Work to be completed >> The answer should consist of each line below that contains the word "data".

Given records >>
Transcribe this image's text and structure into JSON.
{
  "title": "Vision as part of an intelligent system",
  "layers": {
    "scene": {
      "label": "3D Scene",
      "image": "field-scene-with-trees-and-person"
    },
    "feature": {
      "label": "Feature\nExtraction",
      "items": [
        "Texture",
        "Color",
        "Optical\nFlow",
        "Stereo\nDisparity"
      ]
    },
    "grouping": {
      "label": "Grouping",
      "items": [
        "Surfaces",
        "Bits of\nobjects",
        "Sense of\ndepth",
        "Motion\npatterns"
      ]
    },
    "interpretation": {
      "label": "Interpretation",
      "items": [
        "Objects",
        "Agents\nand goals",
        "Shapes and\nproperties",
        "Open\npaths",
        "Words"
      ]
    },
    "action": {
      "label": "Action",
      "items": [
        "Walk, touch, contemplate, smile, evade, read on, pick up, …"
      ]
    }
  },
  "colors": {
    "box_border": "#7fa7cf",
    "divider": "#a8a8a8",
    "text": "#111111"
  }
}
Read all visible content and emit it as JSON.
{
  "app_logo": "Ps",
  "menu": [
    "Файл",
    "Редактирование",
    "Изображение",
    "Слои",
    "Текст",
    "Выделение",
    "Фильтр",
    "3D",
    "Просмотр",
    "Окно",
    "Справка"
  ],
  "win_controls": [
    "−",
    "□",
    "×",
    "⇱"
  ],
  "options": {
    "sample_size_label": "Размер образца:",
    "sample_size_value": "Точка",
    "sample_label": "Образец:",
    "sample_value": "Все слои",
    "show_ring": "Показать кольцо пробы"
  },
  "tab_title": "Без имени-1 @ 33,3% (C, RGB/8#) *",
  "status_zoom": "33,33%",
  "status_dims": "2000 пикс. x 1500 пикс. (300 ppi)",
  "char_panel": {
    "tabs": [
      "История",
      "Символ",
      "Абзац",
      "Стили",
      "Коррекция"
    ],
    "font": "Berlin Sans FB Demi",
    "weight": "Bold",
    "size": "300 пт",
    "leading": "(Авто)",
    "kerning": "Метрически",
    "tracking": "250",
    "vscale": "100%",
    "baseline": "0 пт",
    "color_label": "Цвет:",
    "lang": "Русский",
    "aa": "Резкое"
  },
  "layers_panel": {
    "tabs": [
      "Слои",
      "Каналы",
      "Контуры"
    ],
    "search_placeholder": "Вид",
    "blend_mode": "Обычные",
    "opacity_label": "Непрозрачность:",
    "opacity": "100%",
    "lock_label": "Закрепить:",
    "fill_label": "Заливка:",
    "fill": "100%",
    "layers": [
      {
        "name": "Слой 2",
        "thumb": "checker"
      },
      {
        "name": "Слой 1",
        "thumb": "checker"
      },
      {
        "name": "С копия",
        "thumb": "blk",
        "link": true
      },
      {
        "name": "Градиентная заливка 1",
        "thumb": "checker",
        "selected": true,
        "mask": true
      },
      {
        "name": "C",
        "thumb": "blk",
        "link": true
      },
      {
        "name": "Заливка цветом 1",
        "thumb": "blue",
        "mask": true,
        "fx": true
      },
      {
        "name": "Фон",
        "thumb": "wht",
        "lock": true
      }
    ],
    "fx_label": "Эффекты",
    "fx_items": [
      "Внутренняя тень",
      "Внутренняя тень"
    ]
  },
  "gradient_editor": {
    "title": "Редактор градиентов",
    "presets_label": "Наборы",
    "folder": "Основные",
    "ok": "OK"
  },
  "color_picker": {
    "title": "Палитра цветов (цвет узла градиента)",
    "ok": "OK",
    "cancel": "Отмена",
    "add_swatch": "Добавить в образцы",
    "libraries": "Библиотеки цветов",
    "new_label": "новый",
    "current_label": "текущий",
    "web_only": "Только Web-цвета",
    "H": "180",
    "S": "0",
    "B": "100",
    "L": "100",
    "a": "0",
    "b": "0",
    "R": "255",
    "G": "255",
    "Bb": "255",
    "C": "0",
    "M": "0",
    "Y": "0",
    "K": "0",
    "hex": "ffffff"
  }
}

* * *

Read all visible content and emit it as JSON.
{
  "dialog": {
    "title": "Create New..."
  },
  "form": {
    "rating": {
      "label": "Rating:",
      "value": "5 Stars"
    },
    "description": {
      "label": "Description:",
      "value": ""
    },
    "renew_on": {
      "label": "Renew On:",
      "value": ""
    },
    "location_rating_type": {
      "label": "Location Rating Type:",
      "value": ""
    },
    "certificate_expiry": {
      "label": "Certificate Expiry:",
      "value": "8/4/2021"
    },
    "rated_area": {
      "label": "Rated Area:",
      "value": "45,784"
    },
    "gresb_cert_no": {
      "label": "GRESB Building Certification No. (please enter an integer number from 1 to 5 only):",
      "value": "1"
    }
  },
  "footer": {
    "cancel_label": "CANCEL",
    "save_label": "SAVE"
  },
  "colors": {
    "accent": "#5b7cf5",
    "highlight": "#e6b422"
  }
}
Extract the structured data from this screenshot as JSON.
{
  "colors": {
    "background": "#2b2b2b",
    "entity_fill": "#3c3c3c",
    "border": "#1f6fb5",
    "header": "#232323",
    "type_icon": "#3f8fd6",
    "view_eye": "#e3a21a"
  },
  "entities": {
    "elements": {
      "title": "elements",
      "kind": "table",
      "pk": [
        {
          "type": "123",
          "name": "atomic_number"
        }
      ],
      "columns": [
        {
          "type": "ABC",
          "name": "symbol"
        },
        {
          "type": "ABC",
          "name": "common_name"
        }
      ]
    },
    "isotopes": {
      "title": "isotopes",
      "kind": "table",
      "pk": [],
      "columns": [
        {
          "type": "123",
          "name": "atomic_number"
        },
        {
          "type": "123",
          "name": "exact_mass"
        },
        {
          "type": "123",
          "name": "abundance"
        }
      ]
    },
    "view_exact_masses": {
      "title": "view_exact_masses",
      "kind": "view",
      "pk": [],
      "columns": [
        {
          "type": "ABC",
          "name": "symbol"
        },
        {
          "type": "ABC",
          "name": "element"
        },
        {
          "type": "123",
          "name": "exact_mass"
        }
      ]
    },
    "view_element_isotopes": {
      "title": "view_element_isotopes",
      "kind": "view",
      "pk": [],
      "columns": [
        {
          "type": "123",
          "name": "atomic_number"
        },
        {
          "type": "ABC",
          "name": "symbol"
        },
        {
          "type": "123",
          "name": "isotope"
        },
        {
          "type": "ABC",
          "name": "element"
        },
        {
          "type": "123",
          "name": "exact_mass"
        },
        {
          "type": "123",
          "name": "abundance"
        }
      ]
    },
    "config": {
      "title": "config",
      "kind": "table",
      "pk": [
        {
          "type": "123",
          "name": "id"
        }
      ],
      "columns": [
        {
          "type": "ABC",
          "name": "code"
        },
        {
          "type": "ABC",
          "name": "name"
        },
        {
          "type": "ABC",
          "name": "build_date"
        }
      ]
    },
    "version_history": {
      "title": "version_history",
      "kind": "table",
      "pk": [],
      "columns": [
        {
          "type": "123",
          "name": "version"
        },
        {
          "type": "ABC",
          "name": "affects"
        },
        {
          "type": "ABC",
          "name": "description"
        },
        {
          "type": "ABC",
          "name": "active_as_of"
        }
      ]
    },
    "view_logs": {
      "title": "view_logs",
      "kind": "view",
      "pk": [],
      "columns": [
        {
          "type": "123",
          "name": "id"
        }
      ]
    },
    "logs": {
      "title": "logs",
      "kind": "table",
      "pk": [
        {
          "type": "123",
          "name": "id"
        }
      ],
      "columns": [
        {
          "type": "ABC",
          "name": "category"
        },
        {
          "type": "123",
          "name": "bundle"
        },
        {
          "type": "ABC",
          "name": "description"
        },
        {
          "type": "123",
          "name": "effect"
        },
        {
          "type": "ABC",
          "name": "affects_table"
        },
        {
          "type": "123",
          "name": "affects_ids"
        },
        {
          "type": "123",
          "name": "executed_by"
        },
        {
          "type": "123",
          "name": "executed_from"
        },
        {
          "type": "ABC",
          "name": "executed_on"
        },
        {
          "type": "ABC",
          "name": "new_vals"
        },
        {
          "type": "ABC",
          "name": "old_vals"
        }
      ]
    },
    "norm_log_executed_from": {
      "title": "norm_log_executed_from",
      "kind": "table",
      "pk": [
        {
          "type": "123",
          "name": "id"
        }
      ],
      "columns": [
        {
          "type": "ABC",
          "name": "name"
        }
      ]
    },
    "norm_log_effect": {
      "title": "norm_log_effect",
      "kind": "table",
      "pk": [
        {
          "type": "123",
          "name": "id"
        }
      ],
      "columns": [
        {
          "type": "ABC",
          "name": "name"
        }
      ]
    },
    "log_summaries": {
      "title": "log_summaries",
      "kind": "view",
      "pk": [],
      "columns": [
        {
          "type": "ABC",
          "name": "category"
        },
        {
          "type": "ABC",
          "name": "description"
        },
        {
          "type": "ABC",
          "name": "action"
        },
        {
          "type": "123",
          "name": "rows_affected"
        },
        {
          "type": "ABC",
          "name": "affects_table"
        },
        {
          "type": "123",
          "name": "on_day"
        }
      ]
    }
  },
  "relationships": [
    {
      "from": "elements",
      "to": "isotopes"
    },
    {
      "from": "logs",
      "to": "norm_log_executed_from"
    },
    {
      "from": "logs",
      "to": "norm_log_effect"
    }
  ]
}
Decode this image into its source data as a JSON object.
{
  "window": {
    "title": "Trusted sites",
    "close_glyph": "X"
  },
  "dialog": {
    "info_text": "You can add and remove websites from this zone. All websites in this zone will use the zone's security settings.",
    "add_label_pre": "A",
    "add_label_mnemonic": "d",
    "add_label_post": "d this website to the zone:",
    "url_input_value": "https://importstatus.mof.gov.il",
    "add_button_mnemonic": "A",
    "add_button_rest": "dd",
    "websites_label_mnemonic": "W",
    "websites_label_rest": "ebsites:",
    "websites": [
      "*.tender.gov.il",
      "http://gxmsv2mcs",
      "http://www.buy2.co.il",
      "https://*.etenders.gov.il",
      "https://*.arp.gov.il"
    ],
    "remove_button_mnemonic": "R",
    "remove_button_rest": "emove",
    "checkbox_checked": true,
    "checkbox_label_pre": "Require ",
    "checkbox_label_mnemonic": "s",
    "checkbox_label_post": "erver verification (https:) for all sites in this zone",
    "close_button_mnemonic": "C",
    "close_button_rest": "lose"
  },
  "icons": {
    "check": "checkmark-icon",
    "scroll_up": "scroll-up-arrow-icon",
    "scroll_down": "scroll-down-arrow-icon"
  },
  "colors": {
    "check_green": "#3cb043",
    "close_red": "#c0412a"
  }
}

Reply >>
Extract the structured data from this screenshot as JSON.
Decode this image into its source data as a JSON object.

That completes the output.